What is breast cancer?

By Queens Courier Staff | editorial@queenscourier.com |

Courtesy Susan G. Komen for the Cure

Every day, cells in your body divide, grow and die. Most of the time cells divide and grow in an orderly manner. But sometimes cells grow out of control. This kind of growth of cells forms a mass or lump called a tumor. Tumors are either benign or malignant.

Benign tumors are not cancerous. When these tumors are removed, they typically do not reappear. The cells of a benign tumor do not invade nearby tissue or spread to other parts of the body.

Malignant tumors are made of abnormal cells and are cancerous. Malignant tumor cells can invade nearby tissue and spread to other parts of the body. A malignant tumor that develops in the breast is called breast cancer.

To grow, malignant breast tumors need to be fed. They get nourishment by developing new blood vessels in a process called angiogenesis. The new blood vessels supply the tumor with nutrients that promote growth.

As the malignant breast tumor grows, it can expand into nearby tissue. This process is called invasion. Cells can also break away from the primary, or main tumor, and spread to other parts of the body. The cells spread by traveling through the blood stream and/or lymphatic system. This process is called metastasis.

When malignant breast cells appear in a new location, they begin to divide and grow out of control again as they create another tumor. Even though the new tumor is growing in another part of the body, it is still called breast cancer. The most common locations of metastatic breast cancer are the lungs, liver, bones and brain.

Cells can grow out of control before any symptoms of the disease appear. That is why breast screening to find early changes is so important. If breast cancer is found early, there are more treatment options and improved chance for survival.

Susan G. Komen for the Cure® recommends that women 40 years and older have a mammogram every year.

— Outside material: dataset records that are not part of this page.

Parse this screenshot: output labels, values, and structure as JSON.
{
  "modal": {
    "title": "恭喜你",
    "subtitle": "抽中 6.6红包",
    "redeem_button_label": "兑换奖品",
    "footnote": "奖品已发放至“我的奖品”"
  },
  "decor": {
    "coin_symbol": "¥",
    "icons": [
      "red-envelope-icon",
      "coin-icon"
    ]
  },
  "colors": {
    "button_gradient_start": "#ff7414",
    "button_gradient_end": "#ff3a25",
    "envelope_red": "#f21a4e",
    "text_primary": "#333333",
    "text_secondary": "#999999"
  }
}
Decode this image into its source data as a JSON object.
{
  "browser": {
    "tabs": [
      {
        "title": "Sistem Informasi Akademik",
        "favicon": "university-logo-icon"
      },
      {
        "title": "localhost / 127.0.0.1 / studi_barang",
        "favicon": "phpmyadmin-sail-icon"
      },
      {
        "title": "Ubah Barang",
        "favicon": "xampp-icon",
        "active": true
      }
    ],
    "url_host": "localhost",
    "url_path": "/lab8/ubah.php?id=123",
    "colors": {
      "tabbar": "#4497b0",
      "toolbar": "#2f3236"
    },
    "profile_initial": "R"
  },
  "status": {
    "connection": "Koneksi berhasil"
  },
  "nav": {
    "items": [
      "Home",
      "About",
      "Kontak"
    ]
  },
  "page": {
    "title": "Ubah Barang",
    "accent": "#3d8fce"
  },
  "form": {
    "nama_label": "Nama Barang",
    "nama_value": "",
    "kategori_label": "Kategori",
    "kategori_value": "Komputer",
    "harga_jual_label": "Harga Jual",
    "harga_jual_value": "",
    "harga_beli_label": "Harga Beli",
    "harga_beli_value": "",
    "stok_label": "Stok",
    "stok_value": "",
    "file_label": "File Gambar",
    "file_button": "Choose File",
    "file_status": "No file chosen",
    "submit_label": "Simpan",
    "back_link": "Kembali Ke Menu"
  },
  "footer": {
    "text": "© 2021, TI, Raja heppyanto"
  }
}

If you have a history of breast cancer in your family, talk with your doctor about your personal risk, including when to start getting mammograms and how often to have them.

If your mother or sister had breast cancer before menopause, you may need to start getting mammograms or other tests and yearly clinical breast exams before age 40. It is important for all women to have clinical breast exams at least every three years starting at age 20 and every year after age 40.